But upon reading a book of Vest’s essays, Reif said, “you see the full force and depth of his intellect. He was profoundly thoughtful, articulate, passionate, and clear — an impressive and formidable thinker. His words, wisdom, and vision stay with you. Yet what really takes your breath away, looking back over the distance of time, is the eloquence of his actions.” Those actions included Vest’s swift and decisive response to a 1999 report describing a pattern of unequal treatment of women on MIT’s faculty.
Nancy Hopkins, a professor emerita of biology who compiled that report, described herself as “someone whose life Chuck Vest changed. What’s astonishing is that Chuck achieved this feat with two sentences.”
Hopkins recalled that when Vest received the report, he quickly concluded — and declared publicly: “I have always believed that contemporary gender discrimination within universities is part reality and part perception. True, but I now understand that reality is by far the greater part of the balance.” He moved quickly to implement measures to address the problem — moves that were soon emulated by other universities.
Another decisive action by Vest was the implementation of MIT OpenCourseWare in 2002, making virtually all of the Institute’s curricular materials freely available to anyone in the world. Vest’s predecessor as president, Paul Gray, said yesterday, “Chuck believed that educational materials developed by universities should be shared,” adding that the impact of Vest’s decision has been “unmeasurable.”
Those two acts, Reif said, were “bold decisions — non-obvious, non-trivial, historic. Decisions that — without marketing or fanfare — enabled quiet revolutions, here on our campus, across the country and around the world.”
Vest, Reif said, “shared our deepest values: excellence. Integrity. Meritocracy. Fairness. Openness. Humility, respect, and kindness. An instinct to always take the high road — and a commitment to making the world a better place.”
“Because the seeds and the foundation of Chuck’s decisions can be found in the rich soil of MIT values — and because they were bold — they have grown to inspire generations, probably beyond anything he could have anticipated,” Reif added.
Shirley Ann Jackson ’68, PhD ’73, president of Rensselaer Polytechnic Institute and a member of the MIT Corporation, described Vest, in a recorded appearance, as “self effacing and courageous,” a man who “led by letting others lead.” And former Vice President Al Gore, who also appeared on video, described Vest as “a true visionary” who saw MIT as “a place that could be a wellspring of innovation.”
Risks based on principles
After the gathering at Kresge, attendees moved across campus to one of the iconic buildings dating to Vest’s presidency: the Frank Gehry-designed Stata Center, whose first-floor common area, known previously as the “Student Street,” was renamed as the Charles M. Vest Student Street.

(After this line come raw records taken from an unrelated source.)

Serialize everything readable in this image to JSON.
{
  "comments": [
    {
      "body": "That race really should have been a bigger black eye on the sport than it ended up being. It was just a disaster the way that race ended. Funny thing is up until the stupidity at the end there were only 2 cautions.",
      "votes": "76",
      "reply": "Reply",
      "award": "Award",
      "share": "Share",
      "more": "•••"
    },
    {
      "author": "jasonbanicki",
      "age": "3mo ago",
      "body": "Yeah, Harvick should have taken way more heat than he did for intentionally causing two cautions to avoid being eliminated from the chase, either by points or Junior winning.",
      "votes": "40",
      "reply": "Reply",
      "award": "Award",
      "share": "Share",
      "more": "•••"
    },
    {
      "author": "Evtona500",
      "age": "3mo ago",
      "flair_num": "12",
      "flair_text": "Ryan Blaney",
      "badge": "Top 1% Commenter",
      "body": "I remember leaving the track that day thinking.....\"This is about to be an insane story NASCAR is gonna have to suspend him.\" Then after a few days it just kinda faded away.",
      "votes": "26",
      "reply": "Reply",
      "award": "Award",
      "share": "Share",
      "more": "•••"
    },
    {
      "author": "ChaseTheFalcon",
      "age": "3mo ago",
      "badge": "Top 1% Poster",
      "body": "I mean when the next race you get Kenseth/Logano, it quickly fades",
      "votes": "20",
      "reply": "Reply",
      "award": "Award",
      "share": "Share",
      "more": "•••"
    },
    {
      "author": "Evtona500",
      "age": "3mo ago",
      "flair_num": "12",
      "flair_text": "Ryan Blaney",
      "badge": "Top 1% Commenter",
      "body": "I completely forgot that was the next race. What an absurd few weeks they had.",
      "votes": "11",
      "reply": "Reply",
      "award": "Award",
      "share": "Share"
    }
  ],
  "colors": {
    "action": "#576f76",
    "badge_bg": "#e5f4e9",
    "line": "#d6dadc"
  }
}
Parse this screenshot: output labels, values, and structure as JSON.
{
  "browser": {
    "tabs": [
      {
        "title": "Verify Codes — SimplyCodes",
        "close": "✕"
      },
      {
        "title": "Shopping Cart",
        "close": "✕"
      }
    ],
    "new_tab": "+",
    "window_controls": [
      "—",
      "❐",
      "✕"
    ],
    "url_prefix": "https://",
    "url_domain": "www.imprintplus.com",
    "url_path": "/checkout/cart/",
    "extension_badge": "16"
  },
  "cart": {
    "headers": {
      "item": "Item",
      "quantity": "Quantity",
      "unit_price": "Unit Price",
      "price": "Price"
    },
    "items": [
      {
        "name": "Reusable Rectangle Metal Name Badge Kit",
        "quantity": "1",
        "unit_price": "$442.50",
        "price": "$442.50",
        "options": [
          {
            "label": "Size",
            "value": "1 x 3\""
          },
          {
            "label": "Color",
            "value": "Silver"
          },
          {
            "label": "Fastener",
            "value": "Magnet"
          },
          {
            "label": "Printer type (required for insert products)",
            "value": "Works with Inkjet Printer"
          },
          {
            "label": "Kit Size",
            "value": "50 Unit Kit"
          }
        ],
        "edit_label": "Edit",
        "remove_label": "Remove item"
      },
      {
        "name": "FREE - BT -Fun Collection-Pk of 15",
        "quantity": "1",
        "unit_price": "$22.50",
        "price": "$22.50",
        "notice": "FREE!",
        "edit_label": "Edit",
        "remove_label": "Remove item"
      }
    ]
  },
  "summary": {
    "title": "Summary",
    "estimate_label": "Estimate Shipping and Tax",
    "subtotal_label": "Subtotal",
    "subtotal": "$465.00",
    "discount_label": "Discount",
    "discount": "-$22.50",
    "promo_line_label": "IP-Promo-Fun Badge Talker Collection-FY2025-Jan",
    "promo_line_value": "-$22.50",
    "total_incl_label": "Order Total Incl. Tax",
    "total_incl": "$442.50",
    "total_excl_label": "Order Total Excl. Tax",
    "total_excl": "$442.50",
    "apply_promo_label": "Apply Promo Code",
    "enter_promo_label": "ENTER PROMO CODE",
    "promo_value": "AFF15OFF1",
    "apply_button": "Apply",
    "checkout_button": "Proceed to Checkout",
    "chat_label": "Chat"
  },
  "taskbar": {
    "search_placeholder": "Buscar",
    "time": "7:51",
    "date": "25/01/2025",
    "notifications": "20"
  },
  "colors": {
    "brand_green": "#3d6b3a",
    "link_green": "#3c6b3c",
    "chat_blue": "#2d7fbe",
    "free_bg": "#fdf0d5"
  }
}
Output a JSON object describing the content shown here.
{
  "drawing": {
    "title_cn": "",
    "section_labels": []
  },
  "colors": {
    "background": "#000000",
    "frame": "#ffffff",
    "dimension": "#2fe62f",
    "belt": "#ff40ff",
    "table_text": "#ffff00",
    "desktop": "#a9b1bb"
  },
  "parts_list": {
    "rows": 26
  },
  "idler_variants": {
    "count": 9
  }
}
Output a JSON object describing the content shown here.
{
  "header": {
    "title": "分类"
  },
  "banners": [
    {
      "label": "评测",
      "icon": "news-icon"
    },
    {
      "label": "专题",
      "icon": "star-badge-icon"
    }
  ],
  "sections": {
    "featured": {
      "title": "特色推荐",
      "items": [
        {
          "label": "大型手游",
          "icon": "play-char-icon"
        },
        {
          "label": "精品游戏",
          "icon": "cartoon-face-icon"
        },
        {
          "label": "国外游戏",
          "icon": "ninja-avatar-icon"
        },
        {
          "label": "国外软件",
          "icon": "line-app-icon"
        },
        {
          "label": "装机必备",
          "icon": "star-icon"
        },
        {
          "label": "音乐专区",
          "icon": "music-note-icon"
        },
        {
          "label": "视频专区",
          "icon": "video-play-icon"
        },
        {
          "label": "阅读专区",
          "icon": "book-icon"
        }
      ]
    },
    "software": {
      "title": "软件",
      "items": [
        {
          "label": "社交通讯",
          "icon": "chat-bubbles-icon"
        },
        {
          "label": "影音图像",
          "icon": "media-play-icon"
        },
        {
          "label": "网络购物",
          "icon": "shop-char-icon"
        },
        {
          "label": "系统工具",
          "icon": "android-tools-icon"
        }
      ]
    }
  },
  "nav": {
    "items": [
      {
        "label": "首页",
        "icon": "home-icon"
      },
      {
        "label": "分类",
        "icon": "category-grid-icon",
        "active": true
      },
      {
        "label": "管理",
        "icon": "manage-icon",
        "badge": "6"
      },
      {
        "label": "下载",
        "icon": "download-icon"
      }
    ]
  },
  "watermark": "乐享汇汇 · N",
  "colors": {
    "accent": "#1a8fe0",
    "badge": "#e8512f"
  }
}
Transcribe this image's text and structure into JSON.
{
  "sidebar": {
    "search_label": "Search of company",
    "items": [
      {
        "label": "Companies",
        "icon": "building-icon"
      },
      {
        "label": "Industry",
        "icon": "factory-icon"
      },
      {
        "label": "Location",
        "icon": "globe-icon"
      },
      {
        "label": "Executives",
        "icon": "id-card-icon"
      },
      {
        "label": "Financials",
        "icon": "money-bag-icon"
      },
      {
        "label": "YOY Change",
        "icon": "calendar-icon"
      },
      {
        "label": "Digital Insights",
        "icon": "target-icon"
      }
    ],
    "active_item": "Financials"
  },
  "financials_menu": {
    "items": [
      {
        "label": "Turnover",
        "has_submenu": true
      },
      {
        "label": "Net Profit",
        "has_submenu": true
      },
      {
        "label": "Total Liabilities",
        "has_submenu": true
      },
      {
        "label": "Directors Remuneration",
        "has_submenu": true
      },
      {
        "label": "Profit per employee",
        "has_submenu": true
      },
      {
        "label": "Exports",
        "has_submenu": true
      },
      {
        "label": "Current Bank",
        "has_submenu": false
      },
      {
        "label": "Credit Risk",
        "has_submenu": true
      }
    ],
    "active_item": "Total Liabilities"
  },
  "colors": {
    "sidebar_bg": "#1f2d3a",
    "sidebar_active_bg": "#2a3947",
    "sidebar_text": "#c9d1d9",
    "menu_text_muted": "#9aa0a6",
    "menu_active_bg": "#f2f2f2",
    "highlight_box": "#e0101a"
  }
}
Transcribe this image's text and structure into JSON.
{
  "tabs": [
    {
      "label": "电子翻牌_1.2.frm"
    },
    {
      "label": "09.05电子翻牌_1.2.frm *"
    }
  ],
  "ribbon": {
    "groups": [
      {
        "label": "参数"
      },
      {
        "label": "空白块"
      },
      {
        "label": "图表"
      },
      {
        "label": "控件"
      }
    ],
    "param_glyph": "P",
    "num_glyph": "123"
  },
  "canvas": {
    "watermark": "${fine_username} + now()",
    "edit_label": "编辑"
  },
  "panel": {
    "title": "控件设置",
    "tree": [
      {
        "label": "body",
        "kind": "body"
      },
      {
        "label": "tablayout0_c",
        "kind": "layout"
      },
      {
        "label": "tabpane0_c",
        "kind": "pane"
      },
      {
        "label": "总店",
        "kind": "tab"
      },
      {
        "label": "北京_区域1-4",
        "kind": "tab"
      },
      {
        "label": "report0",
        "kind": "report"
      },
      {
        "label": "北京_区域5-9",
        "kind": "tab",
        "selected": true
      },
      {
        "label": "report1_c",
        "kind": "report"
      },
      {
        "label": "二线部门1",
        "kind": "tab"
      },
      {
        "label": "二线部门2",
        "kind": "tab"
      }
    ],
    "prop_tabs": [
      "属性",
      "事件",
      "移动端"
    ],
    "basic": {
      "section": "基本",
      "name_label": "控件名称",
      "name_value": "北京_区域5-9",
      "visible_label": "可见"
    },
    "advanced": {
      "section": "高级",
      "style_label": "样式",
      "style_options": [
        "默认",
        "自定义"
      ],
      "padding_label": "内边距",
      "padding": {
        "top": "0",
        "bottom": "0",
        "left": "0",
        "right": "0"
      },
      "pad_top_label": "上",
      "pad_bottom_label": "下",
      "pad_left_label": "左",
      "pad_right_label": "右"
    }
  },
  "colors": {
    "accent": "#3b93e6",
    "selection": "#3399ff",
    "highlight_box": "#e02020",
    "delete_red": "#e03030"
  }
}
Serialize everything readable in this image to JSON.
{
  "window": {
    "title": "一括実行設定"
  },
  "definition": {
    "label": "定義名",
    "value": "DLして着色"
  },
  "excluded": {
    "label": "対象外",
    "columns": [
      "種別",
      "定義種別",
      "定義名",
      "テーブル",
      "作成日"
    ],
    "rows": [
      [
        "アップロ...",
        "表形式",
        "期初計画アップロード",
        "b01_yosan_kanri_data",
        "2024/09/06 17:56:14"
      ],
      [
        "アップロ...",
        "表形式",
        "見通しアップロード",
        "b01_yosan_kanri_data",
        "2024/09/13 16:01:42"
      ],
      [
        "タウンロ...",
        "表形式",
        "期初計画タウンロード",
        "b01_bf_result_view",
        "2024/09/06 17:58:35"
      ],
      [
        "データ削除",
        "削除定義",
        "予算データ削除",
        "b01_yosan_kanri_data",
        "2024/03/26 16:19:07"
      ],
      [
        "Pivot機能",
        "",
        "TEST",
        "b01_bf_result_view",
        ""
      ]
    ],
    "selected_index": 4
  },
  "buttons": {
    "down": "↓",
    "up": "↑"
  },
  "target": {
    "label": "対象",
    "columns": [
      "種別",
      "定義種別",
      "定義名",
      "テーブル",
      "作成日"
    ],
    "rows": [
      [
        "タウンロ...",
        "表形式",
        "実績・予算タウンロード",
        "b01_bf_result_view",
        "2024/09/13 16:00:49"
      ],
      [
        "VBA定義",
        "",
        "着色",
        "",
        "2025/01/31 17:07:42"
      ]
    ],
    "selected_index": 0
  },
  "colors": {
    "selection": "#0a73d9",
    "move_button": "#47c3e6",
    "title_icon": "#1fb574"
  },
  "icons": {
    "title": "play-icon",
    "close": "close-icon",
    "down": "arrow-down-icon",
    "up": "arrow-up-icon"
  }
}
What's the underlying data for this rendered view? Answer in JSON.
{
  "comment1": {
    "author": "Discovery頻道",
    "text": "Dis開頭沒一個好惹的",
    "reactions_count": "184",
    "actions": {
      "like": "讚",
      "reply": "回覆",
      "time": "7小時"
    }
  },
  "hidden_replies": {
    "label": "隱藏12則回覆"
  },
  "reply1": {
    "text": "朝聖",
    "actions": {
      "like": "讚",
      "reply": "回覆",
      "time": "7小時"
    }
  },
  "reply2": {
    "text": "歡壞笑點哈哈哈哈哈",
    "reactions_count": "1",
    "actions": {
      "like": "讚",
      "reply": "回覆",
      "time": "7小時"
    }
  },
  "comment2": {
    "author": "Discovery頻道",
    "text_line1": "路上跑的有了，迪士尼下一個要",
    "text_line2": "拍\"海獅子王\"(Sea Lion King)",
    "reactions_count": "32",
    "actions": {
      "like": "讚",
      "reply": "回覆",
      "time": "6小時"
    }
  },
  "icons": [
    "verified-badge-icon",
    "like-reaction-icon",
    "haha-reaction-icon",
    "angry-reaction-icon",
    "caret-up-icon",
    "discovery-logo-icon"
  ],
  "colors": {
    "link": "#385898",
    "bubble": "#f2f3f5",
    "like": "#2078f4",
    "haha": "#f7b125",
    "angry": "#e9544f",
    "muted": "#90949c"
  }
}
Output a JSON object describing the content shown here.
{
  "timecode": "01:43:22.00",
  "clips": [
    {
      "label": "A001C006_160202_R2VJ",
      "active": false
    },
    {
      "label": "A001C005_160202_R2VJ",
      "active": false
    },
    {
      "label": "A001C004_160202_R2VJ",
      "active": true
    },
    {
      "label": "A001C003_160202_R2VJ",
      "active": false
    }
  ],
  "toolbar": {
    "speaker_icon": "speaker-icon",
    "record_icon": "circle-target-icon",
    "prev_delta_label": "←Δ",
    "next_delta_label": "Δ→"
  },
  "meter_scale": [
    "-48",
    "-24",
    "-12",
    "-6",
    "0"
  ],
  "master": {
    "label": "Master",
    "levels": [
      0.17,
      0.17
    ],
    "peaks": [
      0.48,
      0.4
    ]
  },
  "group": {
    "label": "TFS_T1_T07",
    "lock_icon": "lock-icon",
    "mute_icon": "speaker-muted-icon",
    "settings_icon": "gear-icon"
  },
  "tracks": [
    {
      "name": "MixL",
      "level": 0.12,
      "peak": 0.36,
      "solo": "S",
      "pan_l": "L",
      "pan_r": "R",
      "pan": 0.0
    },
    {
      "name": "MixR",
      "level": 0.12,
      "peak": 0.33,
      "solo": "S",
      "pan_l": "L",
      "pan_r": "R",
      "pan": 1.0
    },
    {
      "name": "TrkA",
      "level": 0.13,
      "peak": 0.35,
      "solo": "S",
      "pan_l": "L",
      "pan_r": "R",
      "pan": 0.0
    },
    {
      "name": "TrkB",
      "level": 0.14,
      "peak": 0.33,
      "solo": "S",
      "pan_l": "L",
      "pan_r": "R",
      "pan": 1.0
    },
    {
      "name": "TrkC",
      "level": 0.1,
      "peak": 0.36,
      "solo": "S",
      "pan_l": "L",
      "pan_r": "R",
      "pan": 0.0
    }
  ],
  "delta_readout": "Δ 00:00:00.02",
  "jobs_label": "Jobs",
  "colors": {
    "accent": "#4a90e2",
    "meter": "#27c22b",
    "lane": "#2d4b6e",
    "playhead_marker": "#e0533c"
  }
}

Robert Brown, who served as MIT’s provost under Vest and is now president of Boston University, recalled the decision to choose Gehry’s design — the “riskiest” of several choices for the building.Vest was “willing to take calculated risks based on principles,” Brown said. He believed that “MIT was about taking risks, in our education, in our research … and in our architecture.” Vest felt that MIT was “a beacon for science and technology around the world” — and that the bold design of the new building would serve to symbolize and enhance that reputation.
Vest’s two children — daughter Kemper and son John — also spoke at the Stata Center ceremony, at which a large portrait of their father was unveiled. “No family could be luckier, and no son could be prouder,” John Vest said.